A deployment in fits and starts
However, T-Mobile's "layer cake" 5G deployment in NYC is just the first step in a long process for the operator. T-Mobile has said it will spend more than $40 billion over the next three years to merge its network with Sprint's network, an effort that will include the installation of thousands of new macro towers and small cells. After all, there's plenty of unnecessary redundancy and overlap between T-Mobile's existing network and Sprint's existing network – and Sprint's own 5G efforts in 2.5GHz only reached a total of nine cities. T-Mobile's goal is to roll out 5G layer cakes all over the country.
Doing so will be difficult. "It will take time to make that transition, even for a company that has materially outperformed expectations with its rapid deployment of 600MHz spectrum," wrote the Wall Street analysts at Lightshed in a recent post. "While we are cautious about how many markets T-Mobile can launch with 2.5GHz in 2020, we are confident that the company can establish a competitive network advantage with this spectrum in 2021."

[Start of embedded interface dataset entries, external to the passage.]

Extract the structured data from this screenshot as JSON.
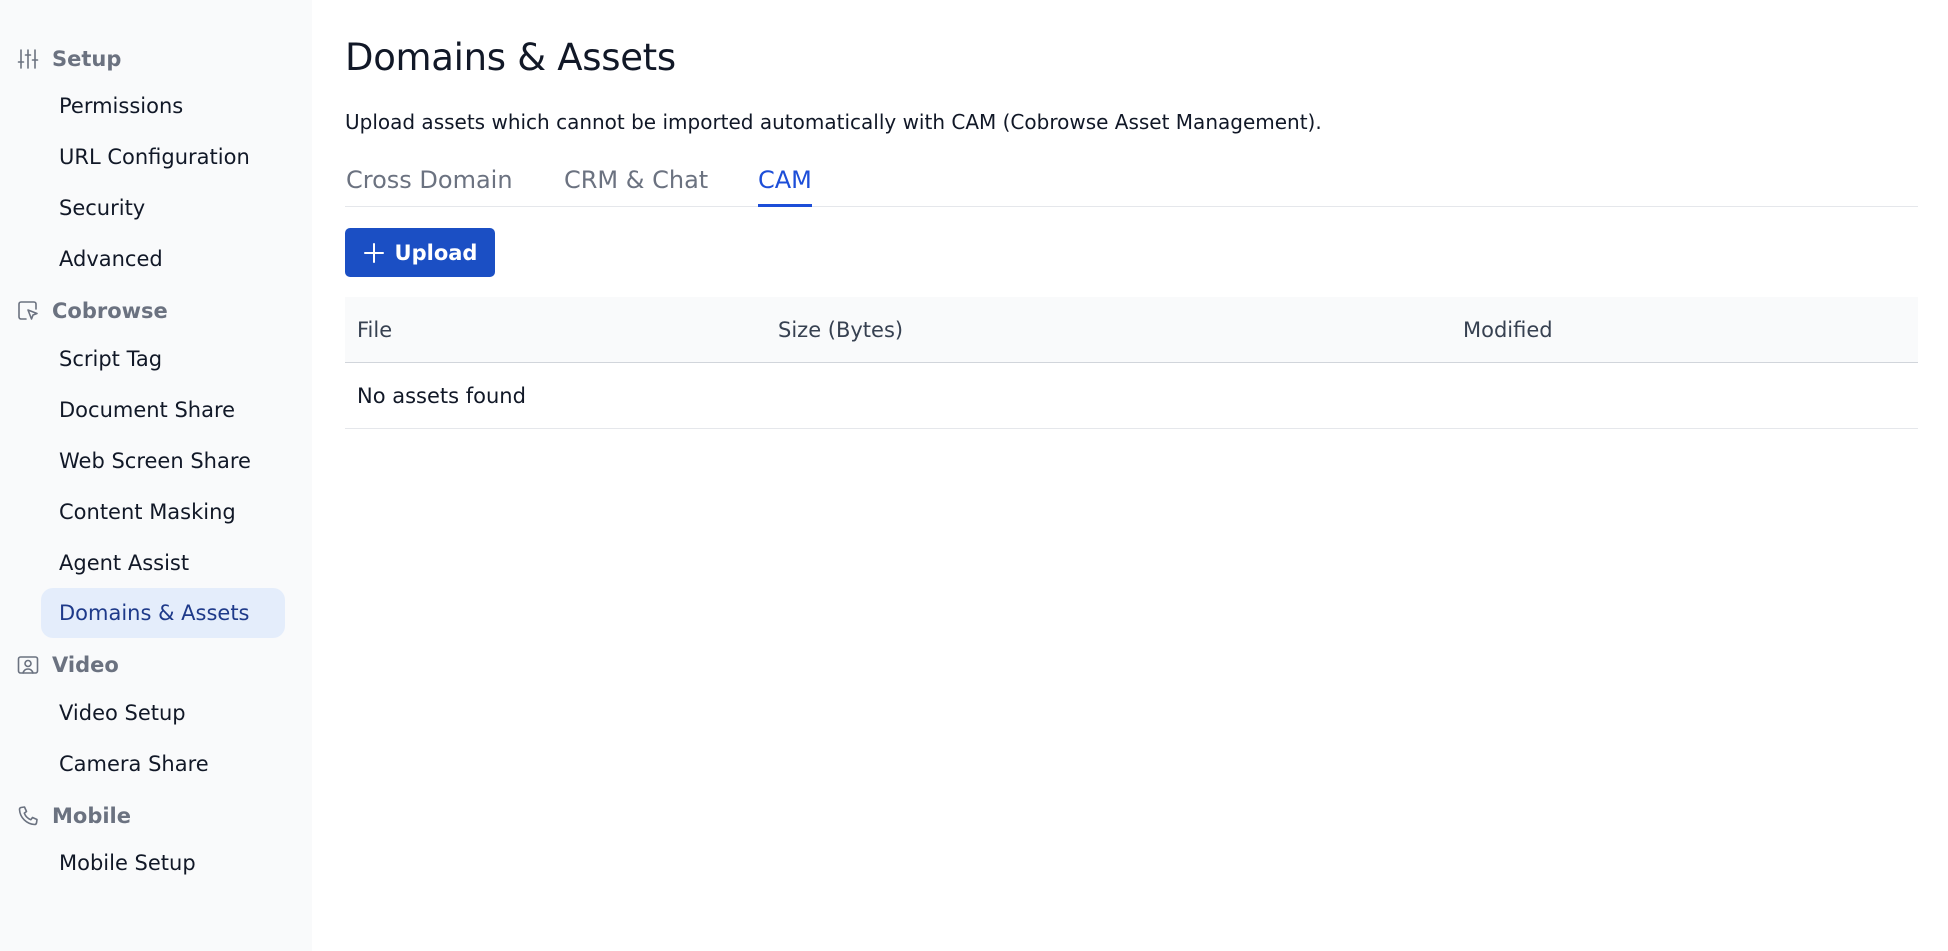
{
  "sidebar": {
    "sections": [
      {
        "label": "Setup",
        "icon": "sliders-icon",
        "items": [
          "Permissions",
          "URL Configuration",
          "Security",
          "Advanced"
        ]
      },
      {
        "label": "Cobrowse",
        "icon": "cursor-window-icon",
        "items": [
          "Script Tag",
          "Document Share",
          "Web Screen Share",
          "Content Masking",
          "Agent Assist",
          "Domains & Assets"
        ]
      },
      {
        "label": "Video",
        "icon": "user-frame-icon",
        "items": [
          "Video Setup",
          "Camera Share"
        ]
      },
      {
        "label": "Mobile",
        "icon": "phone-icon",
        "items": [
          "Mobile Setup"
        ]
      }
    ],
    "active_item": "Domains & Assets"
  },
  "main": {
    "title": "Domains & Assets",
    "description": "Upload assets which cannot be imported automatically with CAM (Cobrowse Asset Management).",
    "tabs": [
      {
        "label": "Cross Domain",
        "active": false
      },
      {
        "label": "CRM & Chat",
        "active": false
      },
      {
        "label": "CAM",
        "active": true
      }
    ],
    "upload_button": {
      "label": "Upload",
      "icon": "plus-icon"
    },
    "table": {
      "columns": [
        "File",
        "Size (Bytes)",
        "Modified"
      ],
      "empty_message": "No assets found"
    }
  },
  "colors": {
    "accent": "#1b4fc4",
    "active_tab": "#1d4ed8",
    "active_nav_bg": "#e4edfb",
    "sidebar_bg": "#f9fafb",
    "muted_text": "#6b7280"
  }
}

T-Mobile, for its part, said its midband 5G network is now live in Philadelphia and that it will launch lowband 5G in Detroit, St. Louis and Columbus, Ohio. The company also said its Sprint customers can now roam onto its T-Mobile 600MHz LTE network.
According to PCMag, T-Mobile is not providing any kind of 5G deployment timeline – unlike Verizon, which has promised to light up another 30 cities with its own mmWave 5G network this year. That's not a surprise considering there are indications that the spread of COVID-19 has affected everything from cell tower technicians to the city officials who must approve cell site permits. That undoubtedly makes setting and reaching deployment timelines difficult at best, if not impossible.
Complex spectrum and technology strategies
Importantly, it appears T-Mobile has recently embarked on an interim solution to its midband deployment headache – the company is looking to lease 600MHz lowband spectrum from Columbia Capital for three years, a move that essentially will extend its move to temporarily borrow that spectrum to handle COVID-19 traffic spikes.
Such spectrum could significantly improve the performance of T-Mobile's lowband 600MHz 5G network – after all, the more spectrum an operator can deploy into its network, the more customers it can support and the faster speeds it can provide.
Thus, with Columbia's 600MHz spectrum, T-Mobile can offer faster lowband 5G speeds while it deploys 5G into the 2.5GHz midband spectrum it acquired from Sprint.
However, the relationship between spectrum and network performance could also dog the perception of T-Mobile's 5G network. For example, T-Mobile's 5G network clocked by far the slowest speeds of all operators in Los Angeles – 24Mbit/s compared with 255Mbit/s from Verizon – in RootMetrics' recent tests in the city. But that's because T-Mobile was only using lowband 5G in the city. The operator has promised that it will be able to raise those speeds to up to 600Mbit/s via the deployment of Sprint's midband spectrum.
And with highband, mmWave spectrum, those speeds could well cross the 1Gbit/s threshhold, based on the performance of Verizon's own 5G network in mmWave spectrum.
Moreover, spectrum isn't the only factor affecting T-Mobile's 5G network speeds. For example, a new network test by Signals Research Group in Minneapolis and St. Paul, Minnesota, found that T-Mobile recently deployed a new technology called EN-DC that allows it to concurrently transmit data in both 5G and 4G LTE lowband spectrum.
While that development is really only interesting to hardcore networking engineeres, the result almost doubles download speeds for users. It also helps to highlight the vast and complex undertaking T-Mobile is embarking on, as well as the numerous levers the operator can pull over the coming months and years to improve its 5G network performance.